What you will do: Would you pull out every line of the material that contains the string "JSON"?

(Beginning of Exercise materials)

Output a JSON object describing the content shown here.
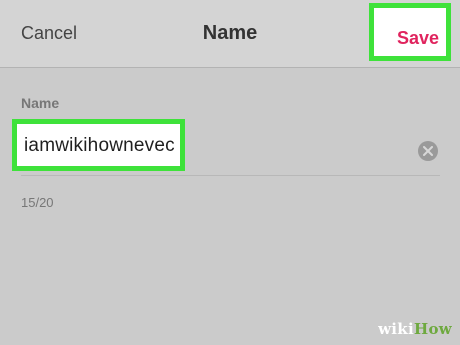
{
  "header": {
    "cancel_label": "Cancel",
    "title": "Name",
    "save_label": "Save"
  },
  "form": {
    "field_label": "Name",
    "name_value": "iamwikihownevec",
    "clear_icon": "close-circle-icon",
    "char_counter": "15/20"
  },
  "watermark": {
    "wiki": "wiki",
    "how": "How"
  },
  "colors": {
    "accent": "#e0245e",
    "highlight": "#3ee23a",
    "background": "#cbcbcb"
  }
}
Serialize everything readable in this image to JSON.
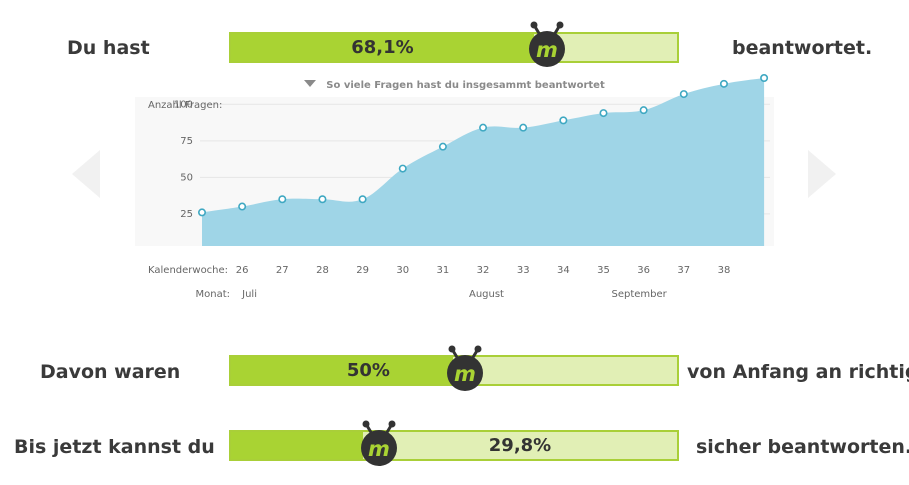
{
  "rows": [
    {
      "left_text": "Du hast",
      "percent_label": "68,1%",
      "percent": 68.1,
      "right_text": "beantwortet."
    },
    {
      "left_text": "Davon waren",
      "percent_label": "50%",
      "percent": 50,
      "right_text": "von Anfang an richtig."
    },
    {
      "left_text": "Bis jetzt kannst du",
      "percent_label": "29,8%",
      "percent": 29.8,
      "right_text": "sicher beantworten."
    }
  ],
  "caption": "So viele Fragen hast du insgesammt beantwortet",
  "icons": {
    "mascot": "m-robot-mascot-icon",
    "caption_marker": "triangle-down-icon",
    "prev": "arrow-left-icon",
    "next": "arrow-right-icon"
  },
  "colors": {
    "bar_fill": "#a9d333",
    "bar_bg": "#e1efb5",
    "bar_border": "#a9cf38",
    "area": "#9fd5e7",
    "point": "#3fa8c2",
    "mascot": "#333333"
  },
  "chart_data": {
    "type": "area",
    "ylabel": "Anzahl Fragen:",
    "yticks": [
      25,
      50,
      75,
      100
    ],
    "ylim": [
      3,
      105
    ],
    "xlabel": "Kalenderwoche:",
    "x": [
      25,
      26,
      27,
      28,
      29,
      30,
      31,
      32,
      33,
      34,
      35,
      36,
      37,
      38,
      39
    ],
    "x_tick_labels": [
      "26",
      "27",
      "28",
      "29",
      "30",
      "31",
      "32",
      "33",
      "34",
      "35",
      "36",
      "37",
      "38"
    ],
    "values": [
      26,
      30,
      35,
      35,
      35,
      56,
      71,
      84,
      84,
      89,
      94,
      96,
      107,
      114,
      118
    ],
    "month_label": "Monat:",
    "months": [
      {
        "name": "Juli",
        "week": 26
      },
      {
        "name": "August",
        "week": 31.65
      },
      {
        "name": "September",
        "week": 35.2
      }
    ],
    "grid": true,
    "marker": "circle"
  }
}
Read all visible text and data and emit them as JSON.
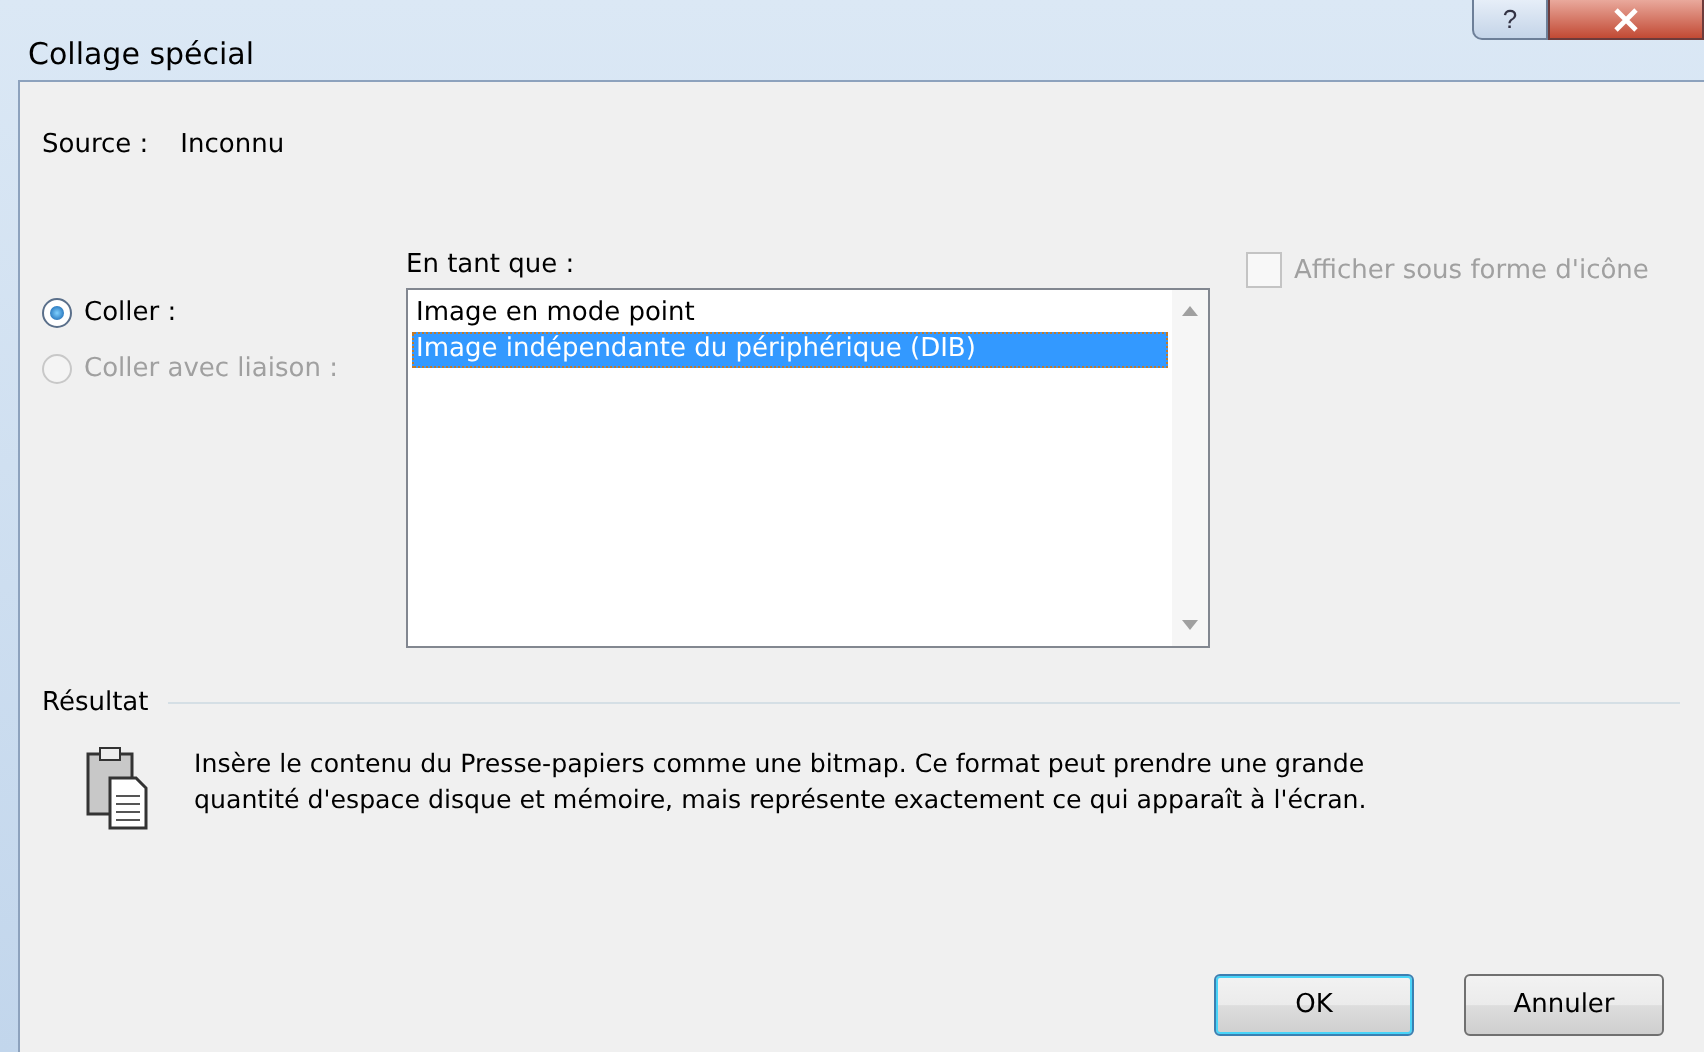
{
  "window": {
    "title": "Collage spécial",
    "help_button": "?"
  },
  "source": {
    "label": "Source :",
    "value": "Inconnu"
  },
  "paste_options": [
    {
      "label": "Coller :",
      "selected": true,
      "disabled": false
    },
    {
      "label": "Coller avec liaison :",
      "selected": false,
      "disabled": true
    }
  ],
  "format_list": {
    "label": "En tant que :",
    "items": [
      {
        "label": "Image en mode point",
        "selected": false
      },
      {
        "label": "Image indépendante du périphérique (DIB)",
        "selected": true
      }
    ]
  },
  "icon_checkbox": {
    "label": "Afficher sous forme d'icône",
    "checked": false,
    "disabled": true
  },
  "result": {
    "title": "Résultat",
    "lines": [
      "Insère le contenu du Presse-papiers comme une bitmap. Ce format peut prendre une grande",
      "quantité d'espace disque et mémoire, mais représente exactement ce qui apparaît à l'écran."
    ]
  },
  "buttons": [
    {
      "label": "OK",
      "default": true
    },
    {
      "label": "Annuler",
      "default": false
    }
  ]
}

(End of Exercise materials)
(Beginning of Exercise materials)

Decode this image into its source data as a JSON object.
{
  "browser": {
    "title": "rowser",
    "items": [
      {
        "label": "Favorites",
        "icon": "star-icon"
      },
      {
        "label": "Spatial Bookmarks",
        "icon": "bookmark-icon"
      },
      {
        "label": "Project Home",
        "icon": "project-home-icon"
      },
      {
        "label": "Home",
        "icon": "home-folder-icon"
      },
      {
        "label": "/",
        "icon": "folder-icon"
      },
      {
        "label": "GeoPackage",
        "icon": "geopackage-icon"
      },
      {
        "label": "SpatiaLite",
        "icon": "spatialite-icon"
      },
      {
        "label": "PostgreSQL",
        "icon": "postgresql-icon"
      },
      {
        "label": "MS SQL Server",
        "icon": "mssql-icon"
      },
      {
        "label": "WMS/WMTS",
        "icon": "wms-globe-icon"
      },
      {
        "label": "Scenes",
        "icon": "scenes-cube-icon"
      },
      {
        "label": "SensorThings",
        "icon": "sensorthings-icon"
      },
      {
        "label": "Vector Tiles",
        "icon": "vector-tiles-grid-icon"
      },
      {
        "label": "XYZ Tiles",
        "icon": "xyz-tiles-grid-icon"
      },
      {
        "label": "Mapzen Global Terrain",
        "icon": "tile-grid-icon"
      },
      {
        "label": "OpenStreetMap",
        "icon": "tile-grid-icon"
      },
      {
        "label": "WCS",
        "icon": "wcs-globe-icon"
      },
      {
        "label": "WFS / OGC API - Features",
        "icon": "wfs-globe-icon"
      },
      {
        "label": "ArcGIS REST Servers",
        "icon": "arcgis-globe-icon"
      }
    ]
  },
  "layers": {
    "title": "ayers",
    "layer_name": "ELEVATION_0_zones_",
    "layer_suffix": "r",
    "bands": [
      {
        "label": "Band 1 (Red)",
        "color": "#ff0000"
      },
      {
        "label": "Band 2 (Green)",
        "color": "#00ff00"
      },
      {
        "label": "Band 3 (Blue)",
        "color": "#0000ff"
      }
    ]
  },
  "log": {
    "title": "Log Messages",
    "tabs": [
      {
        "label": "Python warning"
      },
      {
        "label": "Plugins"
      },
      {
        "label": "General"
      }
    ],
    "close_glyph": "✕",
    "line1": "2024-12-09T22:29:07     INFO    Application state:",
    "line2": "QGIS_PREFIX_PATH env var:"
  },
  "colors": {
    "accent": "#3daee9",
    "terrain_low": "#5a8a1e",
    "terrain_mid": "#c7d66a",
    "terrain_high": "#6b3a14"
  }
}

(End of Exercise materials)

Reply to the exercise:
Output a JSON object describing the content shown here.
Serialize everything readable in this image to JSON.
Read all visible text and data and emit them as JSON.
Decode this image into its source data as a JSON object.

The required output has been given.